Bovine serum albumin (BSA) that belongs to the serum albumin family, is an α-helical, globular and non-glycosylated protein. It comprises three domains with two subdomains under each domain.
Bovine Serum Albumin has been used:
- as a component of cryomedia for freezing testicular tissue
- to resuspend myometrial cells in flow cytometric analysis for cell viability quantification
- to block cardiac fibroblasts (CFs) for immunofluorescence staining
10, 50, 100, 500 g in poly bottle
1 kg in poly drum
Bovine Serum Albumin (BSA) is a transporter for drugs, hormones, and fatty acids. It displays high solubility and is exploited in the cosmetic and pharmaceutical industries. BSA is useful as a cell media component and favors embryonic stem cells (hESC)differentiation.
Certain conformational and primary-sequence epitopes of BSA are suspected allergens in human beef and milk allergies.
Derived from New Zealand source serum
Prepared using heat shock fractionation

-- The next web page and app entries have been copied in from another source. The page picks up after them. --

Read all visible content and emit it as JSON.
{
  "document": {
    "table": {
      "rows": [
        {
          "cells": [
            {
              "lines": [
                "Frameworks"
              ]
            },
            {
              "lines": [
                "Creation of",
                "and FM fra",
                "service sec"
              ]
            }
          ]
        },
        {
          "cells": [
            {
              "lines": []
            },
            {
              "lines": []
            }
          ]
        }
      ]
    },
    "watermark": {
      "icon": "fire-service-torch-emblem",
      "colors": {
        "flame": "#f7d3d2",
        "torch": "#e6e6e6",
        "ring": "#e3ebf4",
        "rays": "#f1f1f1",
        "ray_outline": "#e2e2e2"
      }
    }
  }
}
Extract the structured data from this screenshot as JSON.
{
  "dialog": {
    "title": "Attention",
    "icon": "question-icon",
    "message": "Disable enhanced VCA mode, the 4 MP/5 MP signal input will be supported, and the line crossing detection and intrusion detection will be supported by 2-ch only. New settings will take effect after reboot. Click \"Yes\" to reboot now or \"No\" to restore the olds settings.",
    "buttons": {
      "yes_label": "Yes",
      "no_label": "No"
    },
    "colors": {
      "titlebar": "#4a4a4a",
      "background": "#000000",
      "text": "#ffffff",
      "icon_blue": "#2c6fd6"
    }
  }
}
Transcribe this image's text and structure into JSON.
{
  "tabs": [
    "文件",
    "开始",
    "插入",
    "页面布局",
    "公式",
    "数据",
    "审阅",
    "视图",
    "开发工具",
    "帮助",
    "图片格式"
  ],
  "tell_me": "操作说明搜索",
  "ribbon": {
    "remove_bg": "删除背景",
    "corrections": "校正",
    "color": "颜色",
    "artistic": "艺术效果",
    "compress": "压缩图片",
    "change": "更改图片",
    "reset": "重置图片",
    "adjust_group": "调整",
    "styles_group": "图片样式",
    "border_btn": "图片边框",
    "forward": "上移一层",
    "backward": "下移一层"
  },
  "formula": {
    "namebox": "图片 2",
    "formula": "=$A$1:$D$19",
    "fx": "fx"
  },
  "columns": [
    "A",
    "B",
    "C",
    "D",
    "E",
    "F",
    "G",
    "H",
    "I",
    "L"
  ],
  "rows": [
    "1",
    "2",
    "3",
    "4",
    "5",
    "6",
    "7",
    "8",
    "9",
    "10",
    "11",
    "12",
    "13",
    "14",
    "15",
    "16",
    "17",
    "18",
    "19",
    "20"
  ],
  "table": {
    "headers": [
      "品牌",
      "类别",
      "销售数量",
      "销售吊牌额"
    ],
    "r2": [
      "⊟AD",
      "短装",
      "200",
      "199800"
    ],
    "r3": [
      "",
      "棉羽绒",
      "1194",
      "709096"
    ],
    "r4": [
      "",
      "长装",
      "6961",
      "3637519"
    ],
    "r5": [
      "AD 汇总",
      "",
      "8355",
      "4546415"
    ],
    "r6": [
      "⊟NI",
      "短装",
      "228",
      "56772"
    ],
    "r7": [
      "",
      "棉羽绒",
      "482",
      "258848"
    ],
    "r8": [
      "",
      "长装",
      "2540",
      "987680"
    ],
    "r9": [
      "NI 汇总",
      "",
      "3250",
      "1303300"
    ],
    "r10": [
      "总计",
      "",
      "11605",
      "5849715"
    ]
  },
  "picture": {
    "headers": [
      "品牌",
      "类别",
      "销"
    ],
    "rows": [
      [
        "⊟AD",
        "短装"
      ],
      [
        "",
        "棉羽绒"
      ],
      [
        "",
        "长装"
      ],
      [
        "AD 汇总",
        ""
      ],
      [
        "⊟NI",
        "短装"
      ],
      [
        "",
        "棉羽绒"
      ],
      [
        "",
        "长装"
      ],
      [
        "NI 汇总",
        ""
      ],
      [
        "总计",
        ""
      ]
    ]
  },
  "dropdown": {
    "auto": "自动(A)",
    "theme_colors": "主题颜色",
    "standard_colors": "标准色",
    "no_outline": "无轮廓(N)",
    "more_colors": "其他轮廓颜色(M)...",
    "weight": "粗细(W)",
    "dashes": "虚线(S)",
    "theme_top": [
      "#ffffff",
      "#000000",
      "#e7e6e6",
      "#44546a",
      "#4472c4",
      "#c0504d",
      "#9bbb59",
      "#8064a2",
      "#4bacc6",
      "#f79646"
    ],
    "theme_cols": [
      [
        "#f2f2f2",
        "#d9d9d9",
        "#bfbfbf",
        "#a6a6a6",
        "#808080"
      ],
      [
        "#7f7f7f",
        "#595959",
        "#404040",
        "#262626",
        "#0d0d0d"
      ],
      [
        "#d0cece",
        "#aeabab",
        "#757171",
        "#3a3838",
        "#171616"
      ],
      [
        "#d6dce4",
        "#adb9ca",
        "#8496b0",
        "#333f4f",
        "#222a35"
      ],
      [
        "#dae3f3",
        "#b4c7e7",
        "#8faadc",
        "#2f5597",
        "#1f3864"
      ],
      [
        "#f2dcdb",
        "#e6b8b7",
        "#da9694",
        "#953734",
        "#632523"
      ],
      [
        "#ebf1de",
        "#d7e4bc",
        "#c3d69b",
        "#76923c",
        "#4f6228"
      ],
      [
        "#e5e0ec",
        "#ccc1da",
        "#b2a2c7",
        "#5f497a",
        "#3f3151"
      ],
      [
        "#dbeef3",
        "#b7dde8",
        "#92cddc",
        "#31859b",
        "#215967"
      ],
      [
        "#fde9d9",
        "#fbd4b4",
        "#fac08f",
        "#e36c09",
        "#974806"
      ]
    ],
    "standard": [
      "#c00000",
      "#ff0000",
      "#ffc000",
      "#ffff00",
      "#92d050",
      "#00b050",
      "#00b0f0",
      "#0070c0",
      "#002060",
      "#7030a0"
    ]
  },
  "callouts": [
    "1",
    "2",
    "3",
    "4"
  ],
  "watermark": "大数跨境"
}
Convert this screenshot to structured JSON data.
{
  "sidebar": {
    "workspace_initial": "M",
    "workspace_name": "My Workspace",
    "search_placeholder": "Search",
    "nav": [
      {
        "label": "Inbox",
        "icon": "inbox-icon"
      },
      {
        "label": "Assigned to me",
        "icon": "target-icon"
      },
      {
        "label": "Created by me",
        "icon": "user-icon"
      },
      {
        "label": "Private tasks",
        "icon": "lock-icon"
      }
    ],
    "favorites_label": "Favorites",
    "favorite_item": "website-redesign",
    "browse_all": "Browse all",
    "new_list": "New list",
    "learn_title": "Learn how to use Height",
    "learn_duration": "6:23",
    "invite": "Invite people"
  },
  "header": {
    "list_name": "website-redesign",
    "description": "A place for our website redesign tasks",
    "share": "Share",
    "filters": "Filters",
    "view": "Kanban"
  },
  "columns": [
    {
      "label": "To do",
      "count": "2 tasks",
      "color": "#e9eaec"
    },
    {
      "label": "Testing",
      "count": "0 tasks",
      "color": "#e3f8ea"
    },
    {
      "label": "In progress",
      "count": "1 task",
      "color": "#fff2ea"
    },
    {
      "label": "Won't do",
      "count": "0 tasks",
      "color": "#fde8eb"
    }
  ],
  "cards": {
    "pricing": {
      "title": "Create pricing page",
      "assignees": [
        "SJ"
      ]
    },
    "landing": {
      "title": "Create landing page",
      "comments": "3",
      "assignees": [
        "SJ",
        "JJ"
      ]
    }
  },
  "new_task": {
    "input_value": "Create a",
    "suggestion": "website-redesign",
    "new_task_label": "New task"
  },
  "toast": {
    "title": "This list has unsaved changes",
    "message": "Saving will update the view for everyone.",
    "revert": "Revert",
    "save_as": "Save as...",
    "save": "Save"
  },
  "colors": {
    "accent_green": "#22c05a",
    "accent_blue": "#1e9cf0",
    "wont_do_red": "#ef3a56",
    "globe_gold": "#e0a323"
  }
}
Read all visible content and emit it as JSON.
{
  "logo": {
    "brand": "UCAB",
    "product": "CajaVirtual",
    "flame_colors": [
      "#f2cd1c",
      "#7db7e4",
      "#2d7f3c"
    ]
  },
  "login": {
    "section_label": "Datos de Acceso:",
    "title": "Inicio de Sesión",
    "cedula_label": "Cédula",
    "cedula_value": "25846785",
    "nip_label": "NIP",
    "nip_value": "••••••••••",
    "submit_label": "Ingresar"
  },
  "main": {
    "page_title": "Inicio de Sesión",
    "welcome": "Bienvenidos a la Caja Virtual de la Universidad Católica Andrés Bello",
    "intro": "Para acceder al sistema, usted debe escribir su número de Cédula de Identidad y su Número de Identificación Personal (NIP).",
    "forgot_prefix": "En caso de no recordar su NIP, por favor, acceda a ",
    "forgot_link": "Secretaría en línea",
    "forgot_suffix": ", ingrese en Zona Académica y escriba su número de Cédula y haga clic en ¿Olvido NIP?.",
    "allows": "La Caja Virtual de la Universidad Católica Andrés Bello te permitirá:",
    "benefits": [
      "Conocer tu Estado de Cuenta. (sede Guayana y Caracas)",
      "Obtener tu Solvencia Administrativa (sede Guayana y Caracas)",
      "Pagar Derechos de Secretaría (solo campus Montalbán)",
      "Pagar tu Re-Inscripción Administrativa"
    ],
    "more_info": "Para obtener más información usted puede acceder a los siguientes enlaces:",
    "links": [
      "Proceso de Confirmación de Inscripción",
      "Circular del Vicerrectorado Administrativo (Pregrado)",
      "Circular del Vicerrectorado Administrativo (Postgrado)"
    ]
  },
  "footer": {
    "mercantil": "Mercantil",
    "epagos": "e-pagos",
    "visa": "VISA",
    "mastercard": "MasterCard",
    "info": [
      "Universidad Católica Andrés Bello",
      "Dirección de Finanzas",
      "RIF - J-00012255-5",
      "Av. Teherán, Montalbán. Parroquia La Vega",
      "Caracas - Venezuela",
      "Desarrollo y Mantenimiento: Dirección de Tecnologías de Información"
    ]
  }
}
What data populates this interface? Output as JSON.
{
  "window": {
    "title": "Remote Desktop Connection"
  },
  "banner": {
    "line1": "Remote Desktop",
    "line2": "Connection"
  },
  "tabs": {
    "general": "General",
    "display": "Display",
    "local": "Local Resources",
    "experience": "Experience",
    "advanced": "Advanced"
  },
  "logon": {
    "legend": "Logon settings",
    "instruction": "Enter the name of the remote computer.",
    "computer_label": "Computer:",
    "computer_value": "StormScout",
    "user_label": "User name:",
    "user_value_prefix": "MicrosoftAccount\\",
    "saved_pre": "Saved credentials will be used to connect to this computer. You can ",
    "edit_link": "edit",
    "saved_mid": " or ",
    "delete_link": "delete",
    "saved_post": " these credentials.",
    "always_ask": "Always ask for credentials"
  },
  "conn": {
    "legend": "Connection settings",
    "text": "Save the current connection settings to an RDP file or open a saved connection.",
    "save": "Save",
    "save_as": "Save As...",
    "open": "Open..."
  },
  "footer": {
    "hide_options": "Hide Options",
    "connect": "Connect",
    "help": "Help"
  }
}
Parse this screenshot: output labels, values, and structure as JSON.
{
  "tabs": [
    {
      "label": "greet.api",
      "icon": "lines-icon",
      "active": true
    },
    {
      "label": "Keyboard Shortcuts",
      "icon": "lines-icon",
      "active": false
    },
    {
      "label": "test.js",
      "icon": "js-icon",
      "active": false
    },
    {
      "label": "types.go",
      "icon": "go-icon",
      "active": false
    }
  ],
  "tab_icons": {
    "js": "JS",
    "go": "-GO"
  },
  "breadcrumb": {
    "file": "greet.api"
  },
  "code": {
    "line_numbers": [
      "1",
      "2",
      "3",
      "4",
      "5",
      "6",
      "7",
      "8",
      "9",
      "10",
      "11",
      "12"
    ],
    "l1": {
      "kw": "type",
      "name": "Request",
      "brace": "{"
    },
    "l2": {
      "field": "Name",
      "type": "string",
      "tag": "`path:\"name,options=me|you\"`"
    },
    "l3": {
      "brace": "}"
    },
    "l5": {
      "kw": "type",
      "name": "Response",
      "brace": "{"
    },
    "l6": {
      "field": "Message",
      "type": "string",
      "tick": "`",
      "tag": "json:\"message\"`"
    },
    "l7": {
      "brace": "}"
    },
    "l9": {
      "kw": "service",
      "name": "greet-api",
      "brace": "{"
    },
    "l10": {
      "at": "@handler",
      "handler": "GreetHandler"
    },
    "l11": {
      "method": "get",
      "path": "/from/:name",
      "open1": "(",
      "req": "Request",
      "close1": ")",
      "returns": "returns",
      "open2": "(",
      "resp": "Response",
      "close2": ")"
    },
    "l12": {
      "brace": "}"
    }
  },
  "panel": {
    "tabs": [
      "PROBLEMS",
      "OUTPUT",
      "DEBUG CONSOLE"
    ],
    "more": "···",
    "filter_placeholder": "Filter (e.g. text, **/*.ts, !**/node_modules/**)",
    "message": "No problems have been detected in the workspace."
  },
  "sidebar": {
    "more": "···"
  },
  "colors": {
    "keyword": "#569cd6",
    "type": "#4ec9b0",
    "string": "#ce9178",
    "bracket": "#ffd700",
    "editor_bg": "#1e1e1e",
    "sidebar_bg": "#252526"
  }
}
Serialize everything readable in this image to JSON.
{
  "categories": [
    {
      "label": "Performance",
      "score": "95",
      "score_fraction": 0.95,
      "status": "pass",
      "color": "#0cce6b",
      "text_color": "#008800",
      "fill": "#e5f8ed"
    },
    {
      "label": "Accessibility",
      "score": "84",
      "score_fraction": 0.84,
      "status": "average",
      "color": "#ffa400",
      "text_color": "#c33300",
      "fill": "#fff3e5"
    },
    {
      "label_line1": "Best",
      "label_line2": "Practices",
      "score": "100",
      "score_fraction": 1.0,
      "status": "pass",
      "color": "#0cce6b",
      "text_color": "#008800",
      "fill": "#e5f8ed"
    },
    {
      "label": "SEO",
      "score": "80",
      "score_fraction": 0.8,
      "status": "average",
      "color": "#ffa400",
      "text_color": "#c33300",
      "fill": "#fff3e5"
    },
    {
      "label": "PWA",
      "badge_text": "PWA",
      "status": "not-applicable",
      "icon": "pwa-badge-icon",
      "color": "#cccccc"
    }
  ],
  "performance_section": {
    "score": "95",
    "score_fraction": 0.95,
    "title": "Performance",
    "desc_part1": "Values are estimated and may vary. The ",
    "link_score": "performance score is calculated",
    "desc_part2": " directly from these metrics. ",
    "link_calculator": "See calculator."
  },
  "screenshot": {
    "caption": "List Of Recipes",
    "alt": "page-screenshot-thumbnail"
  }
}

Serum albumin may be referred to as Fraction V. This naming convention is taken from the original Cohn method of fractionating serum proteins using cold ethanol precipitation. Serum albumin was found in the fifth ethanol fraction using Cohn′s method. Since then, the term "Fraction V" has been used by some to describe serum albumin regardless of the method of preparation. Others have used this term to describe serum albumin purified by ethanol fractionation methods that have been highly modified since the original Cohn method was described. Sigma-Aldrich manufactures and distributes serum albumins purified from a variety of primary methods including the true Cohn fractionation method, modified ethanol fractionation methods, heat shock and chromatography. Additional purification steps may include crystallization or charcoal filtration.